• _WORK INSTRUCTION_: All of the data is to be printed again exactly as it appears.

Element data from apps and pages:
Segment Open
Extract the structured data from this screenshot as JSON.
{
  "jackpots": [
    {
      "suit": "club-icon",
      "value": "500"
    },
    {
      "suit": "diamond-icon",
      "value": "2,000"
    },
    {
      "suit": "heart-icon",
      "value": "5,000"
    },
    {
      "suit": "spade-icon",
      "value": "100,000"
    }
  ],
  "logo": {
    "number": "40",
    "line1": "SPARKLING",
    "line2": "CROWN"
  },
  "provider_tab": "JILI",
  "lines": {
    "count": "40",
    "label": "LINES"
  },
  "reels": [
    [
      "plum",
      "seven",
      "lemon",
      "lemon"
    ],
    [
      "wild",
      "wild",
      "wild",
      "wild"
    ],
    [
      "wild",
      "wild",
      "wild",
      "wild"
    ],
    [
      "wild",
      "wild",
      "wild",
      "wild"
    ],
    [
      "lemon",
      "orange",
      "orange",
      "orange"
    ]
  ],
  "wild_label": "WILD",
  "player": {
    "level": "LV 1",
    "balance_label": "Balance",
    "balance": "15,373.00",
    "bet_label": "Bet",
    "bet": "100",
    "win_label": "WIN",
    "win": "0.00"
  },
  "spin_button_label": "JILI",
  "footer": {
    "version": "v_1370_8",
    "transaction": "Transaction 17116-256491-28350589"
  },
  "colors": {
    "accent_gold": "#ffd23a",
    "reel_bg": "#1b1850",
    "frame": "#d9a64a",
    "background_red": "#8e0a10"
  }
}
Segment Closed
• _EXERCISE OUTPUT_:
Extract the structured data from this screenshot as JSON.
{
  "jackpots": [
    {
      "suit": "club-icon",
      "value": "500"
    },
    {
      "suit": "diamond-icon",
      "value": "2,000"
    },
    {
      "suit": "heart-icon",
      "value": "5,000"
    },
    {
      "suit": "spade-icon",
      "value": "100,000"
    }
  ],
  "logo": {
    "number": "40",
    "line1": "SPARKLING",
    "line2": "CROWN"
  },
  "provider_tab": "JILI",
  "lines": {
    "count": "40",
    "label": "LINES"
  },
  "reels": [
    [
      "plum",
      "seven",
      "lemon",
      "lemon"
    ],
    [
      "wild",
      "wild",
      "wild",
      "wild"
    ],
    [
      "wild",
      "wild",
      "wild",
      "wild"
    ],
    [
      "wild",
      "wild",
      "wild",
      "wild"
    ],
    [
      "lemon",
      "orange",
      "orange",
      "orange"
    ]
  ],
  "wild_label": "WILD",
  "player": {
    "level": "LV 1",
    "balance_label": "Balance",
    "balance": "15,373.00",
    "bet_label": "Bet",
    "bet": "100",
    "win_label": "WIN",
    "win": "0.00"
  },
  "spin_button_label": "JILI",
  "footer": {
    "version": "v_1370_8",
    "transaction": "Transaction 17116-256491-28350589"
  },
  "colors": {
    "accent_gold": "#ffd23a",
    "reel_bg": "#1b1850",
    "frame": "#d9a64a",
    "background_red": "#8e0a10"
  }
}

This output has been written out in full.